Segment Start: Materials provided

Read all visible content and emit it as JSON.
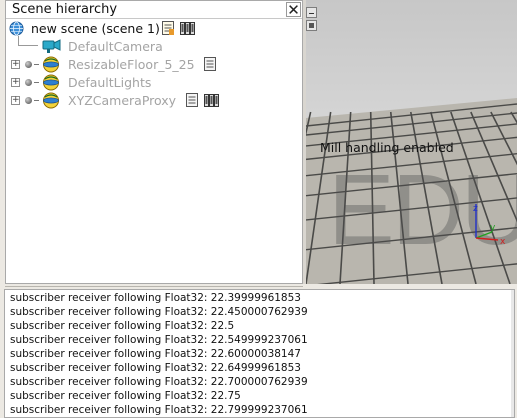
{
  "hierarchy": {
    "title": "Scene hierarchy",
    "close_glyph": "✕",
    "root": {
      "label": "new scene (scene 1)",
      "icon": "globe-icon"
    },
    "items": [
      {
        "label": "DefaultCamera",
        "icon": "camera-icon",
        "expandable": false
      },
      {
        "label": "ResizableFloor_5_25",
        "icon": "dummy-object-icon",
        "expandable": true,
        "expand_glyph": "+"
      },
      {
        "label": "DefaultLights",
        "icon": "dummy-object-icon",
        "expandable": true,
        "expand_glyph": "+"
      },
      {
        "label": "XYZCameraProxy",
        "icon": "dummy-object-icon",
        "expandable": true,
        "expand_glyph": "+"
      }
    ]
  },
  "viewport": {
    "message": "Mill handling enabled",
    "watermark": "EDU",
    "axes": {
      "x": "x",
      "y": "y",
      "z": "z"
    },
    "axis_colors": {
      "x": "#d02020",
      "y": "#20a020",
      "z": "#2030c8"
    }
  },
  "console": {
    "lines": [
      "subscriber receiver following Float32: 22.39999961853",
      "subscriber receiver following Float32: 22.450000762939",
      "subscriber receiver following Float32: 22.5",
      "subscriber receiver following Float32: 22.549999237061",
      "subscriber receiver following Float32: 22.60000038147",
      "subscriber receiver following Float32: 22.64999961853",
      "subscriber receiver following Float32: 22.700000762939",
      "subscriber receiver following Float32: 22.75",
      "subscriber receiver following Float32: 22.799999237061"
    ]
  },
  "colors": {
    "window_bg": "#ece9e3",
    "panel_bg": "#ffffff",
    "disabled_text": "#a4a4a4",
    "floor_tile": "#b9b6ae",
    "floor_grout": "#4a4a48"
  }
}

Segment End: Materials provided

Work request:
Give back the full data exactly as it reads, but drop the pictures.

Output:
Read all visible content and emit it as JSON.
{
  "hierarchy": {
    "title": "Scene hierarchy",
    "close_glyph": "✕",
    "root": {
      "label": "new scene (scene 1)",
      "icon": "globe-icon"
    },
    "items": [
      {
        "label": "DefaultCamera",
        "icon": "camera-icon",
        "expandable": false
      },
      {
        "label": "ResizableFloor_5_25",
        "icon": "dummy-object-icon",
        "expandable": true,
        "expand_glyph": "+"
      },
      {
        "label": "DefaultLights",
        "icon": "dummy-object-icon",
        "expandable": true,
        "expand_glyph": "+"
      },
      {
        "label": "XYZCameraProxy",
        "icon": "dummy-object-icon",
        "expandable": true,
        "expand_glyph": "+"
      }
    ]
  },
  "viewport": {
    "message": "Mill handling enabled",
    "watermark": "EDU",
    "axes": {
      "x": "x",
      "y": "y",
      "z": "z"
    },
    "axis_colors": {
      "x": "#d02020",
      "y": "#20a020",
      "z": "#2030c8"
    }
  },
  "console": {
    "lines": [
      "subscriber receiver following Float32: 22.39999961853",
      "subscriber receiver following Float32: 22.450000762939",
      "subscriber receiver following Float32: 22.5",
      "subscriber receiver following Float32: 22.549999237061",
      "subscriber receiver following Float32: 22.60000038147",
      "subscriber receiver following Float32: 22.64999961853",
      "subscriber receiver following Float32: 22.700000762939",
      "subscriber receiver following Float32: 22.75",
      "subscriber receiver following Float32: 22.799999237061"
    ]
  },
  "colors": {
    "window_bg": "#ece9e3",
    "panel_bg": "#ffffff",
    "disabled_text": "#a4a4a4",
    "floor_tile": "#b9b6ae",
    "floor_grout": "#4a4a48"
  }
}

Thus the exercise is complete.